I appreciate Duncan's sentiment, and especially his inclusion of "V-8 engines or drop forges" as objects worthy of aesthetic admiration. And I respect the warning he delivered in that final sentence.

(Quoted from Levine's My Lost Poets: A Life in Poetry.)

June 10, 2019 in Art, Books | Permalink | Comments (3)



I made this really cool find yesterday: the 1964 Avon edition of Brendan Behan’s Borstal Boy. Check out those rounded corners! I’ve never seen those before. The book was already on my list, it was priced at a ridiculously cheap $2, and it came from Open Books so the money’s going to a good cause. Buying it was an easy decision.

June 8, 2019 in Books | Permalink | Comments (1)

Summer of Moberg

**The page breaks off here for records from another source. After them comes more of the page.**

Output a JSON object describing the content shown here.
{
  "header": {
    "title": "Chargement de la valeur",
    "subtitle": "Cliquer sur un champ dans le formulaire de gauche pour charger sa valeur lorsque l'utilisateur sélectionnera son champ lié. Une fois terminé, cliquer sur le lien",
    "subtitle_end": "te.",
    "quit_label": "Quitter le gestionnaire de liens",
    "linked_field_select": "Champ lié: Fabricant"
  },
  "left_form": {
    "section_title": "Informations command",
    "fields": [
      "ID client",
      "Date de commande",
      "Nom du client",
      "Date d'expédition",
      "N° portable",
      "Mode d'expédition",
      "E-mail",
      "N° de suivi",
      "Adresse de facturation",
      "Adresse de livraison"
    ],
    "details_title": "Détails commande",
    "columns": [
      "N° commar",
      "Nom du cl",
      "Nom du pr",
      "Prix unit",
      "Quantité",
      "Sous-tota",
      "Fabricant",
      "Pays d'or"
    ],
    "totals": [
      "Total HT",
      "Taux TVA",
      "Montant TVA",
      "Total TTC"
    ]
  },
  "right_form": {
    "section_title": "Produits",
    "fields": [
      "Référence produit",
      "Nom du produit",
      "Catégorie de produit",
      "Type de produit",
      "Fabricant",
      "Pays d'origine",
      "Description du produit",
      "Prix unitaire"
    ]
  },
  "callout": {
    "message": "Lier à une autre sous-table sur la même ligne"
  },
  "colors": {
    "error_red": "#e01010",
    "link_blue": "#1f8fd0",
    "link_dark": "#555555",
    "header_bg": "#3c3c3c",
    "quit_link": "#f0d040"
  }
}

In a few days (after finishing Ward Just's Echo House, which I started last week while on vacation), I'll be starting up my annual Summer of Classics. This year I'm tackling the four volumes of Wilhelm Moberg's "Emigrants" saga: The Emigrants, Unto a Good Land, The Settlers and The Last Letter Home. I read the first volume in a Scandinavian literature class in college, and kept the book though I never really expected to re-read it; I picked up the second volume in an antique shop (a nice hardcover for only a few dollars) about ten years ago but never got around to reading it; and I'll borrow volumes three and four from my mom, who has the full set. The epic follows the lives of the Nilsson family from their departure from Sweden in the 1850 to their settling in the Minnesota Territory, and on into the 1890s. Though I don't generally prefer longer, densely written novels, I've always wanted to read this entire cycle, and can't think of any better time than Summer of Classics to do so.

June 3, 2019 in Books | Permalink | Comments (1)